> Your instructions:
Print the data below exactly as it appears.
____
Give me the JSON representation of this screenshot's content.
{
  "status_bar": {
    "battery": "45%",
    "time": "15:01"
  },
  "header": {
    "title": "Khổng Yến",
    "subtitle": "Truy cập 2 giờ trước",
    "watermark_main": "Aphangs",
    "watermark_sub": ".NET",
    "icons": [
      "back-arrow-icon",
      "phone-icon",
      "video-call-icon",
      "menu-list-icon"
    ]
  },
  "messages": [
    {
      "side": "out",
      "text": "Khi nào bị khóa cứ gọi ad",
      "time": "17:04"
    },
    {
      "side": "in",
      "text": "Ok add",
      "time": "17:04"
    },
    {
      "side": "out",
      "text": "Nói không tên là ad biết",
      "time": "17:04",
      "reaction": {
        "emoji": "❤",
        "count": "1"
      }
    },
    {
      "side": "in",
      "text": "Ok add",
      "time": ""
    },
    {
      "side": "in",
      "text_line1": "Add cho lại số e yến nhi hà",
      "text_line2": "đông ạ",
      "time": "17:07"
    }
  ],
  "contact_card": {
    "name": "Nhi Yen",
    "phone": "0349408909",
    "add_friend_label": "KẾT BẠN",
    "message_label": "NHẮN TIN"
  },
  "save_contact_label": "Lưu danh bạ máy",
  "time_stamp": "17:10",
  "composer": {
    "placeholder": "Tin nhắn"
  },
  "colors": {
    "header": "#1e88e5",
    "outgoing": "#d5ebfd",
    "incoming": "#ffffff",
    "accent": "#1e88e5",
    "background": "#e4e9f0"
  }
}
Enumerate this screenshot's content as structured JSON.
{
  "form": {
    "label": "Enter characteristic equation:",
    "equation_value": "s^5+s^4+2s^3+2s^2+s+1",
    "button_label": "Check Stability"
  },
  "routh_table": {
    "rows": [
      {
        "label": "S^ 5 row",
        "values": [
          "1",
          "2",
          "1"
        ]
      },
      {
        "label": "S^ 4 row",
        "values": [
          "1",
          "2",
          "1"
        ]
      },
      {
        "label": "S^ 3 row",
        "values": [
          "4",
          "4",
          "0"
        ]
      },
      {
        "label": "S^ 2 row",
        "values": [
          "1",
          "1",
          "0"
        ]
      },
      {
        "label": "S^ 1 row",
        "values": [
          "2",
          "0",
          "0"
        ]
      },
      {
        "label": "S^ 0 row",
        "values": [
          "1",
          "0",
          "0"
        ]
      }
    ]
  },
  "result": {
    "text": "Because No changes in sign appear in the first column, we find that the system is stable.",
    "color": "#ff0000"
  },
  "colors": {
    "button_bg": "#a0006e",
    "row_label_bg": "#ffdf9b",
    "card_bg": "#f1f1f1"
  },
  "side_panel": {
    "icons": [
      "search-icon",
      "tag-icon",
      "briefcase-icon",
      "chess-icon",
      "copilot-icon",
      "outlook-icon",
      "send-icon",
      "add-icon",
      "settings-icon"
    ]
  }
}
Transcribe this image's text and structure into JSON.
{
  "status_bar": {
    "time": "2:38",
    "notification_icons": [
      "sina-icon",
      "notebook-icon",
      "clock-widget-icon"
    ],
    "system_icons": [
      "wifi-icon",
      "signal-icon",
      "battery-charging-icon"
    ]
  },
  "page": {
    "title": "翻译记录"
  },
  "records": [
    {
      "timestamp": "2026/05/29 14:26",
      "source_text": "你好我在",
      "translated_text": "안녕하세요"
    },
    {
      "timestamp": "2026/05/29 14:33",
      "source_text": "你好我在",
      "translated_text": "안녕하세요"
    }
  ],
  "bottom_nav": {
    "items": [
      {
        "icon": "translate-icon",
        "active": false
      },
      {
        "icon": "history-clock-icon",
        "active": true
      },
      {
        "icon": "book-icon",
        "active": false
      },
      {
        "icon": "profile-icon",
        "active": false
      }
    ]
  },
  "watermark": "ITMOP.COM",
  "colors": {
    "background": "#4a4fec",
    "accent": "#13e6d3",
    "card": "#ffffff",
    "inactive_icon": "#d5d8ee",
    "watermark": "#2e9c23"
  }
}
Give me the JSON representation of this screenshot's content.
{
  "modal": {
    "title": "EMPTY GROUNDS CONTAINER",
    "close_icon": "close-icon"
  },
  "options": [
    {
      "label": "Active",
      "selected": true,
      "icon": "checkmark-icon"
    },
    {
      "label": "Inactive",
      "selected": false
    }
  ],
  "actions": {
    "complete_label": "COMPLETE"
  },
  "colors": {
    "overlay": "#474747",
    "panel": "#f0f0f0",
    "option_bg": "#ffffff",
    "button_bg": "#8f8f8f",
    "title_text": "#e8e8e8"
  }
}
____
> Output for this exercise:
Give me the JSON representation of this screenshot's content.
{
  "status_bar": {
    "battery": "45%",
    "time": "15:01"
  },
  "header": {
    "title": "Khổng Yến",
    "subtitle": "Truy cập 2 giờ trước",
    "watermark_main": "Aphangs",
    "watermark_sub": ".NET",
    "icons": [
      "back-arrow-icon",
      "phone-icon",
      "video-call-icon",
      "menu-list-icon"
    ]
  },
  "messages": [
    {
      "side": "out",
      "text": "Khi nào bị khóa cứ gọi ad",
      "time": "17:04"
    },
    {
      "side": "in",
      "text": "Ok add",
      "time": "17:04"
    },
    {
      "side": "out",
      "text": "Nói không tên là ad biết",
      "time": "17:04",
      "reaction": {
        "emoji": "❤",
        "count": "1"
      }
    },
    {
      "side": "in",
      "text": "Ok add",
      "time": ""
    },
    {
      "side": "in",
      "text_line1": "Add cho lại số e yến nhi hà",
      "text_line2": "đông ạ",
      "time": "17:07"
    }
  ],
  "contact_card": {
    "name": "Nhi Yen",
    "phone": "0349408909",
    "add_friend_label": "KẾT BẠN",
    "message_label": "NHẮN TIN"
  },
  "save_contact_label": "Lưu danh bạ máy",
  "time_stamp": "17:10",
  "composer": {
    "placeholder": "Tin nhắn"
  },
  "colors": {
    "header": "#1e88e5",
    "outgoing": "#d5ebfd",
    "incoming": "#ffffff",
    "accent": "#1e88e5",
    "background": "#e4e9f0"
  }
}
Enumerate this screenshot's content as structured JSON.
{
  "form": {
    "label": "Enter characteristic equation:",
    "equation_value": "s^5+s^4+2s^3+2s^2+s+1",
    "button_label": "Check Stability"
  },
  "routh_table": {
    "rows": [
      {
        "label": "S^ 5 row",
        "values": [
          "1",
          "2",
          "1"
        ]
      },
      {
        "label": "S^ 4 row",
        "values": [
          "1",
          "2",
          "1"
        ]
      },
      {
        "label": "S^ 3 row",
        "values": [
          "4",
          "4",
          "0"
        ]
      },
      {
        "label": "S^ 2 row",
        "values": [
          "1",
          "1",
          "0"
        ]
      },
      {
        "label": "S^ 1 row",
        "values": [
          "2",
          "0",
          "0"
        ]
      },
      {
        "label": "S^ 0 row",
        "values": [
          "1",
          "0",
          "0"
        ]
      }
    ]
  },
  "result": {
    "text": "Because No changes in sign appear in the first column, we find that the system is stable.",
    "color": "#ff0000"
  },
  "colors": {
    "button_bg": "#a0006e",
    "row_label_bg": "#ffdf9b",
    "card_bg": "#f1f1f1"
  },
  "side_panel": {
    "icons": [
      "search-icon",
      "tag-icon",
      "briefcase-icon",
      "chess-icon",
      "copilot-icon",
      "outlook-icon",
      "send-icon",
      "add-icon",
      "settings-icon"
    ]
  }
}
Transcribe this image's text and structure into JSON.
{
  "status_bar": {
    "time": "2:38",
    "notification_icons": [
      "sina-icon",
      "notebook-icon",
      "clock-widget-icon"
    ],
    "system_icons": [
      "wifi-icon",
      "signal-icon",
      "battery-charging-icon"
    ]
  },
  "page": {
    "title": "翻译记录"
  },
  "records": [
    {
      "timestamp": "2026/05/29 14:26",
      "source_text": "你好我在",
      "translated_text": "안녕하세요"
    },
    {
      "timestamp": "2026/05/29 14:33",
      "source_text": "你好我在",
      "translated_text": "안녕하세요"
    }
  ],
  "bottom_nav": {
    "items": [
      {
        "icon": "translate-icon",
        "active": false
      },
      {
        "icon": "history-clock-icon",
        "active": true
      },
      {
        "icon": "book-icon",
        "active": false
      },
      {
        "icon": "profile-icon",
        "active": false
      }
    ]
  },
  "watermark": "ITMOP.COM",
  "colors": {
    "background": "#4a4fec",
    "accent": "#13e6d3",
    "card": "#ffffff",
    "inactive_icon": "#d5d8ee",
    "watermark": "#2e9c23"
  }
}
Give me the JSON representation of this screenshot's content.
{
  "modal": {
    "title": "EMPTY GROUNDS CONTAINER",
    "close_icon": "close-icon"
  },
  "options": [
    {
      "label": "Active",
      "selected": true,
      "icon": "checkmark-icon"
    },
    {
      "label": "Inactive",
      "selected": false
    }
  ],
  "actions": {
    "complete_label": "COMPLETE"
  },
  "colors": {
    "overlay": "#474747",
    "panel": "#f0f0f0",
    "option_bg": "#ffffff",
    "button_bg": "#8f8f8f",
    "title_text": "#e8e8e8"
  }
}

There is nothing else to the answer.